When I graduated high school, there was a girl that I had gone out with a few times, but we hadn’t had that DTR (“define the relationship”) conversation.
We should have. But we didn’t. (For the record, this is 100 percent on me.)
I was going to college in another state, so we tried writing and calling a few times. When Christmas rolled around, and I was coming home for the first time, things still felt up in the air.
It didn’t occur to me until I was driving to her house the week of Christmas, that she might think we were still an item. My mind began racing.
If she really is my girlfriend, I can’t show up at her house without a Christmas present. But I also don’t have any money. Plus, if she isn’t my girlfriend, it would be awkward to get her a present.
I decided to take a middle route.
Stopping at a mall near her house, I found a neck warmer at a sporting goods store. It had “Adidas” emblazoned across the side, and it was on sale for a sleek $7. I even had it gift wrapped at Nordstrom.
I thought, If she has something for me, then we’re all good—here’s her neck warmer. And if she doesn’t, well, I’m pretty sure I could use this. Not bad, J.D., not bad.
But then I got to her house.
The first thing she said was, “I got you a Christmas present!” But when I opened the box to reveal a brand new sweater, I immediately realized that she had outspent me. By at least $70.
I convinced her that her gift was not in my car—where the $7 Adidas neck warmer was conspicuously sitting on the passenger seat—but back at my parents’ house. To which she said, “Great! Let’s go!”

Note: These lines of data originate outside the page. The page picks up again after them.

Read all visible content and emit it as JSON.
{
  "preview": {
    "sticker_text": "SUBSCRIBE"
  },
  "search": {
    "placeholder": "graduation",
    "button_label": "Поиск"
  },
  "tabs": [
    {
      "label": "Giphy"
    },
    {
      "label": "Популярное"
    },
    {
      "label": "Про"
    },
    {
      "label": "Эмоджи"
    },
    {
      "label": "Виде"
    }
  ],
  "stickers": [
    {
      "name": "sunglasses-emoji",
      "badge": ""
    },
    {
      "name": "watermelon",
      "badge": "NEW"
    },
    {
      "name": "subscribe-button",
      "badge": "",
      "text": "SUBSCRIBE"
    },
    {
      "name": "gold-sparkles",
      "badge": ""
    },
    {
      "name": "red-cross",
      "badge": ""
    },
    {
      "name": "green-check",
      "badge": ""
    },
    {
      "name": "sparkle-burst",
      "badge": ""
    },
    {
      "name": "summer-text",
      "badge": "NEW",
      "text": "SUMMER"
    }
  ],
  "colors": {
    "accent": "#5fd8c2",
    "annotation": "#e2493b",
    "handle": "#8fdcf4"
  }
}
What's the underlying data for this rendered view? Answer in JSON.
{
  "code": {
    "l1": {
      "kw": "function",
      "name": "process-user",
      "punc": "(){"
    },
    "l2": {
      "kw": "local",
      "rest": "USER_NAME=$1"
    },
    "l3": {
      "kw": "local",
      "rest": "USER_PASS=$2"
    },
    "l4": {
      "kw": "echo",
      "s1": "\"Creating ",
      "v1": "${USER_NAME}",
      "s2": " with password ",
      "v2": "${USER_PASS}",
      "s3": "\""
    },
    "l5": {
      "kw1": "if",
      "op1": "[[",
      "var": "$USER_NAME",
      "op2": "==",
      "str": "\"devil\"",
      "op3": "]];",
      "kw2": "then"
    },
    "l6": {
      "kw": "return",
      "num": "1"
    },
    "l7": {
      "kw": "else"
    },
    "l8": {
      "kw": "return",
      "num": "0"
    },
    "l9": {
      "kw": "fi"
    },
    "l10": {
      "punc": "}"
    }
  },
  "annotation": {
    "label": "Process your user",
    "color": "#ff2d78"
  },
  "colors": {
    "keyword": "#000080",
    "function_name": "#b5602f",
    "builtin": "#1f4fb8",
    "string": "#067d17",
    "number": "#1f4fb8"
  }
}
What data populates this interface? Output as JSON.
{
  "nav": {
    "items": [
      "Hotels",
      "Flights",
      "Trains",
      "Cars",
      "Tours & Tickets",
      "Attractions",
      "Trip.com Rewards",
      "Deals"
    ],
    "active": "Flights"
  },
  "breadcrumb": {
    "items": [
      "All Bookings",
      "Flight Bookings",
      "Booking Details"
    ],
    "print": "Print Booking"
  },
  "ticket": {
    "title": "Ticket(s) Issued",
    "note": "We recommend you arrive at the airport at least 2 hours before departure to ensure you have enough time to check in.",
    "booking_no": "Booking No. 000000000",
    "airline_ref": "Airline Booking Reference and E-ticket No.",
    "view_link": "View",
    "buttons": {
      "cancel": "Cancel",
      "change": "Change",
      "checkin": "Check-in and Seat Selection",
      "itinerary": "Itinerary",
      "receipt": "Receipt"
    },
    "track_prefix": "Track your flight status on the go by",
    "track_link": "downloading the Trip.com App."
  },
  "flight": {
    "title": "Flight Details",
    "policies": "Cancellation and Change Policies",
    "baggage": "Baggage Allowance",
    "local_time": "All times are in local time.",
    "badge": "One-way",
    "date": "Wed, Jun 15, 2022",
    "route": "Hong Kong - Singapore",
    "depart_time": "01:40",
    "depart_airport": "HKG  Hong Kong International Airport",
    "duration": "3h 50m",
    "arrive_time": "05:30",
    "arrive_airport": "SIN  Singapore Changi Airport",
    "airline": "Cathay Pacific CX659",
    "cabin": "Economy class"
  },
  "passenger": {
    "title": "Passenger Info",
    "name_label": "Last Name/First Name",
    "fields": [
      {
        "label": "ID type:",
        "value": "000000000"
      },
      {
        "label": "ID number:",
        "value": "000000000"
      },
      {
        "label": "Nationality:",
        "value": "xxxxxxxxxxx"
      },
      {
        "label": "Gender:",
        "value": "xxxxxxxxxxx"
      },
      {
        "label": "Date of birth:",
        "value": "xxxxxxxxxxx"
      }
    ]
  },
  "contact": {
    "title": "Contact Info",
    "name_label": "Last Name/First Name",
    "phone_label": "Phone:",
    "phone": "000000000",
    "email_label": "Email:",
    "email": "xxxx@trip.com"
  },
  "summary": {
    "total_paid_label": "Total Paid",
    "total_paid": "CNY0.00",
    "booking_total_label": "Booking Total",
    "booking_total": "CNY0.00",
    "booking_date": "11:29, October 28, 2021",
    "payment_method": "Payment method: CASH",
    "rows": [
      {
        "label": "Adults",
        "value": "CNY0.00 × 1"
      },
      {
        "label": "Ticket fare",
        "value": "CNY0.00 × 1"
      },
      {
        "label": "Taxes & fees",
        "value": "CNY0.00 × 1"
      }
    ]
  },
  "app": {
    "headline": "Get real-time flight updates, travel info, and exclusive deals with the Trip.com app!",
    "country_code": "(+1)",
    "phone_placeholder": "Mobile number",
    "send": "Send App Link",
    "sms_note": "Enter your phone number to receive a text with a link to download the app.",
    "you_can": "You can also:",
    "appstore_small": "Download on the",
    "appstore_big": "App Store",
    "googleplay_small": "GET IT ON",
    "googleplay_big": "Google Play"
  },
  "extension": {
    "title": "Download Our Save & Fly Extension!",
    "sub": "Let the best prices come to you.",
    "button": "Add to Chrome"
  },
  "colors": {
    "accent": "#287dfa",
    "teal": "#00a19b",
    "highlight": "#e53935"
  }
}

When we got to my house, I recruited my mother and we scrambled to slap a new gift tag on a beautiful sweater that was originally intended for my sister.
Mischief managed: She loved the gift, and I emerged the hero. (Sort of.)
I don’t know if she ever found out the truth, but if she had, do you think she still would have been flattered to receive my gift?
Of course not.
I didn’t give that sweater to her out of any love I had for her but instead to rescue myself from a bad situation and salvage my reputation.
It’s possible to do things that look really good on the surface but are done for entirely the wrong motivation and, in light of why you did them, they don’t actually look that good.
The Apostle Paul said that a lot of things done in the name of religion aren’t done out of love for God, either, even though they look good on the surface. And yet, “‘He will repay each one according to his works: eternal life to those who by persistence in doing good seek glory, honor, and immortality; but wrath and anger to those who are self-seeking and disobey the truth while obeying unrighteousness” (Romans 2:6–8 CSB).
In other words, God sees the heart, and when he evaluates us, what counts with him is not external conformity in religion but inward transformation from the heart expressed in good works.
That’s disorienting for a lot of Christians. It almost sounds like Paul changed his mind about the gospel. He just got done explaining in Romans 1 that salvation is not earned through good works but given as a gift through faith alone, and now it sounds like he’s saying in 2:6 that God will repay each of us according to our works.
Paul hasn’t changed his mind. Verse 6 is a quote from Psalm 62 in which the psalmist is complaining about a group of religious people who honor God with their mouths while their feet are quick to run after violence. They give an external show of religion, but internally they are still filled with wickedness.
In other words, they give sweaters of obligation, but their hearts aren’t in it.
External practices of religion do not equal inward transformation. And when it’s all said and done, on that final day, God is going to look at the inward working of the heart—beyond outward performance of religion to inward motivations.
Now you might ask, “So, am I going to be judged by my heart motivations? Will those determine whether I get into heaven?”
In one sense, no: “For by grace you have been saved through faith …” But in another sense, yes. Because your life is the best illustration of what you actually believe.
Faith, you see, is more than just words. Faith is a transformation of the heart.
Repentance is not walking an aisle or raising a hand; it is a heart change. Conversion is not joining a church or getting baptized; it is the Holy Spirit coming to take up residence in our hearts and making them new.
That means that when we have truly been saved, good works will always follow. When Jesus takes up residence in our lives, it should make a difference. Paul teaches that we are saved by faith alone, but the faith that saves is never alone. Faith is always accompanied by good works.
We are saved by faith alone, but the faith that saves is never alone. Faith is always accompanied by good works.
Jerry Bridges says it like this: “Holiness is not a condition for salvation, but it is always part of salvation.”
In a sense, God could put us on trial in heaven and say, “Have this person’s works demonstrated the effects of true conversion?”
There are two testimonies to what we believe: the testimony of our life and the testimony of our mouth. If one of those disagrees with the other, then God takes the testimony of our life as a more reliable indication of what we actually believe.
What does your life declare about your belief in and your surrender to Jesus?